**DATA SHOWN**.
□ □ □ □ □
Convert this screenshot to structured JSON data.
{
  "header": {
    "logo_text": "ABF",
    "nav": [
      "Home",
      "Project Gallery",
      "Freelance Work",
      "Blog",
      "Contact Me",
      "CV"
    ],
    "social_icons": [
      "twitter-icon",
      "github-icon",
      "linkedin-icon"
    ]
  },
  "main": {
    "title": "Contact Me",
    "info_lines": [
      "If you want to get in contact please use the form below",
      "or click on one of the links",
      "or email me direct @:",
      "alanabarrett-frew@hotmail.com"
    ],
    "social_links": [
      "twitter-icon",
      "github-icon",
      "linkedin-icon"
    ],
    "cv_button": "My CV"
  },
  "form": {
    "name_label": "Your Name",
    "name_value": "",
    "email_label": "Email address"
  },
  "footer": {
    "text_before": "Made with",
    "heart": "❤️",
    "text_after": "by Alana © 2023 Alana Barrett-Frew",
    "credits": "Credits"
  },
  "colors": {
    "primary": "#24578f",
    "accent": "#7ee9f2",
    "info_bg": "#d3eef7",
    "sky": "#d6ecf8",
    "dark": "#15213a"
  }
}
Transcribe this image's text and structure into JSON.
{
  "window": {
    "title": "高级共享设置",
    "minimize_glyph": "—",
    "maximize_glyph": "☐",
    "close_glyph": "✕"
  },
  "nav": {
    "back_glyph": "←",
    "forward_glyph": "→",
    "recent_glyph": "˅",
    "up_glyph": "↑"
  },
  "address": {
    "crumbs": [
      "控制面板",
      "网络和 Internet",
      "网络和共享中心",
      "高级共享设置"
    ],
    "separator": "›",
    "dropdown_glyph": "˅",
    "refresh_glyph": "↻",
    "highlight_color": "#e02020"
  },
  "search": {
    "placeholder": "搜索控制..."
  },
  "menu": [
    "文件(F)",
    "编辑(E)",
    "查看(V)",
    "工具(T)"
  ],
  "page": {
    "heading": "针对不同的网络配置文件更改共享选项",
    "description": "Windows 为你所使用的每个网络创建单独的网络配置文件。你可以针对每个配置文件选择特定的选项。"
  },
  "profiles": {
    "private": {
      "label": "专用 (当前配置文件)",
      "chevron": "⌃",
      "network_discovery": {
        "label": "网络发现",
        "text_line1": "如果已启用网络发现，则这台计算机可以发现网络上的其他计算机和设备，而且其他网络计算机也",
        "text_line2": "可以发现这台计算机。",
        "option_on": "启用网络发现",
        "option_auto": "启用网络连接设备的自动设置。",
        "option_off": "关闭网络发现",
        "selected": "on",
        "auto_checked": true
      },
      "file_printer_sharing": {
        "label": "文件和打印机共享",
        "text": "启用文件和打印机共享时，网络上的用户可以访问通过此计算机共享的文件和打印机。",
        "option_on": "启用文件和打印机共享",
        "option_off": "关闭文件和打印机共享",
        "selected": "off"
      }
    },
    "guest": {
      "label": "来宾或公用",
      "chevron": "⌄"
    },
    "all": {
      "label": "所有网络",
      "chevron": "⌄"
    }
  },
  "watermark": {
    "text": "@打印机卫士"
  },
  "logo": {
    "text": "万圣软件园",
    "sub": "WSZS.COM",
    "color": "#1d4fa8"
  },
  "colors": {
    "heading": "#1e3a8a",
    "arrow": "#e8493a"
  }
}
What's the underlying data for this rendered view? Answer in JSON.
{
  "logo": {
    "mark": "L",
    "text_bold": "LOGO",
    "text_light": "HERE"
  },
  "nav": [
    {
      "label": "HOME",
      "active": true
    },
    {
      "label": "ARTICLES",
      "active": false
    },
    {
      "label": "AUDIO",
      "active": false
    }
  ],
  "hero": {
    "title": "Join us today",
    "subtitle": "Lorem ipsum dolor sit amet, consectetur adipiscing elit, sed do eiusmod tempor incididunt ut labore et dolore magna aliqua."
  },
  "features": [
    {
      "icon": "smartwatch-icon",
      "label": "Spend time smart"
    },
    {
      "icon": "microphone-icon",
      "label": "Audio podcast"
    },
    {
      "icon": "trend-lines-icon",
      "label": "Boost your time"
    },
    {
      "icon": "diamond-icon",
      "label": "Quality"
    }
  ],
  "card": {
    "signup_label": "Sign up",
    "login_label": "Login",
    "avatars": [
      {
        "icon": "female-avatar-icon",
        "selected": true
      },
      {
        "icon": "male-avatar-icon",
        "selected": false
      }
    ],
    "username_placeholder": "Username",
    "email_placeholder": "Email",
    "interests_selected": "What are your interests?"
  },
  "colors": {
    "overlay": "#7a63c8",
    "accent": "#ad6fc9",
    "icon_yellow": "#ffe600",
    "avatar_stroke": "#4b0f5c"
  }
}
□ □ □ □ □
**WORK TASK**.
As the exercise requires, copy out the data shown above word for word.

**ANSWER TO THIS EXERCISE**.
Convert this screenshot to structured JSON data.
{
  "header": {
    "logo_text": "ABF",
    "nav": [
      "Home",
      "Project Gallery",
      "Freelance Work",
      "Blog",
      "Contact Me",
      "CV"
    ],
    "social_icons": [
      "twitter-icon",
      "github-icon",
      "linkedin-icon"
    ]
  },
  "main": {
    "title": "Contact Me",
    "info_lines": [
      "If you want to get in contact please use the form below",
      "or click on one of the links",
      "or email me direct @:",
      "alanabarrett-frew@hotmail.com"
    ],
    "social_links": [
      "twitter-icon",
      "github-icon",
      "linkedin-icon"
    ],
    "cv_button": "My CV"
  },
  "form": {
    "name_label": "Your Name",
    "name_value": "",
    "email_label": "Email address"
  },
  "footer": {
    "text_before": "Made with",
    "heart": "❤️",
    "text_after": "by Alana © 2023 Alana Barrett-Frew",
    "credits": "Credits"
  },
  "colors": {
    "primary": "#24578f",
    "accent": "#7ee9f2",
    "info_bg": "#d3eef7",
    "sky": "#d6ecf8",
    "dark": "#15213a"
  }
}
Transcribe this image's text and structure into JSON.
{
  "window": {
    "title": "高级共享设置",
    "minimize_glyph": "—",
    "maximize_glyph": "☐",
    "close_glyph": "✕"
  },
  "nav": {
    "back_glyph": "←",
    "forward_glyph": "→",
    "recent_glyph": "˅",
    "up_glyph": "↑"
  },
  "address": {
    "crumbs": [
      "控制面板",
      "网络和 Internet",
      "网络和共享中心",
      "高级共享设置"
    ],
    "separator": "›",
    "dropdown_glyph": "˅",
    "refresh_glyph": "↻",
    "highlight_color": "#e02020"
  },
  "search": {
    "placeholder": "搜索控制..."
  },
  "menu": [
    "文件(F)",
    "编辑(E)",
    "查看(V)",
    "工具(T)"
  ],
  "page": {
    "heading": "针对不同的网络配置文件更改共享选项",
    "description": "Windows 为你所使用的每个网络创建单独的网络配置文件。你可以针对每个配置文件选择特定的选项。"
  },
  "profiles": {
    "private": {
      "label": "专用 (当前配置文件)",
      "chevron": "⌃",
      "network_discovery": {
        "label": "网络发现",
        "text_line1": "如果已启用网络发现，则这台计算机可以发现网络上的其他计算机和设备，而且其他网络计算机也",
        "text_line2": "可以发现这台计算机。",
        "option_on": "启用网络发现",
        "option_auto": "启用网络连接设备的自动设置。",
        "option_off": "关闭网络发现",
        "selected": "on",
        "auto_checked": true
      },
      "file_printer_sharing": {
        "label": "文件和打印机共享",
        "text": "启用文件和打印机共享时，网络上的用户可以访问通过此计算机共享的文件和打印机。",
        "option_on": "启用文件和打印机共享",
        "option_off": "关闭文件和打印机共享",
        "selected": "off"
      }
    },
    "guest": {
      "label": "来宾或公用",
      "chevron": "⌄"
    },
    "all": {
      "label": "所有网络",
      "chevron": "⌄"
    }
  },
  "watermark": {
    "text": "@打印机卫士"
  },
  "logo": {
    "text": "万圣软件园",
    "sub": "WSZS.COM",
    "color": "#1d4fa8"
  },
  "colors": {
    "heading": "#1e3a8a",
    "arrow": "#e8493a"
  }
}
What's the underlying data for this rendered view? Answer in JSON.
{
  "logo": {
    "mark": "L",
    "text_bold": "LOGO",
    "text_light": "HERE"
  },
  "nav": [
    {
      "label": "HOME",
      "active": true
    },
    {
      "label": "ARTICLES",
      "active": false
    },
    {
      "label": "AUDIO",
      "active": false
    }
  ],
  "hero": {
    "title": "Join us today",
    "subtitle": "Lorem ipsum dolor sit amet, consectetur adipiscing elit, sed do eiusmod tempor incididunt ut labore et dolore magna aliqua."
  },
  "features": [
    {
      "icon": "smartwatch-icon",
      "label": "Spend time smart"
    },
    {
      "icon": "microphone-icon",
      "label": "Audio podcast"
    },
    {
      "icon": "trend-lines-icon",
      "label": "Boost your time"
    },
    {
      "icon": "diamond-icon",
      "label": "Quality"
    }
  ],
  "card": {
    "signup_label": "Sign up",
    "login_label": "Login",
    "avatars": [
      {
        "icon": "female-avatar-icon",
        "selected": true
      },
      {
        "icon": "male-avatar-icon",
        "selected": false
      }
    ],
    "username_placeholder": "Username",
    "email_placeholder": "Email",
    "interests_selected": "What are your interests?"
  },
  "colors": {
    "overlay": "#7a63c8",
    "accent": "#ad6fc9",
    "icon_yellow": "#ffe600",
    "avatar_stroke": "#4b0f5c"
  }
}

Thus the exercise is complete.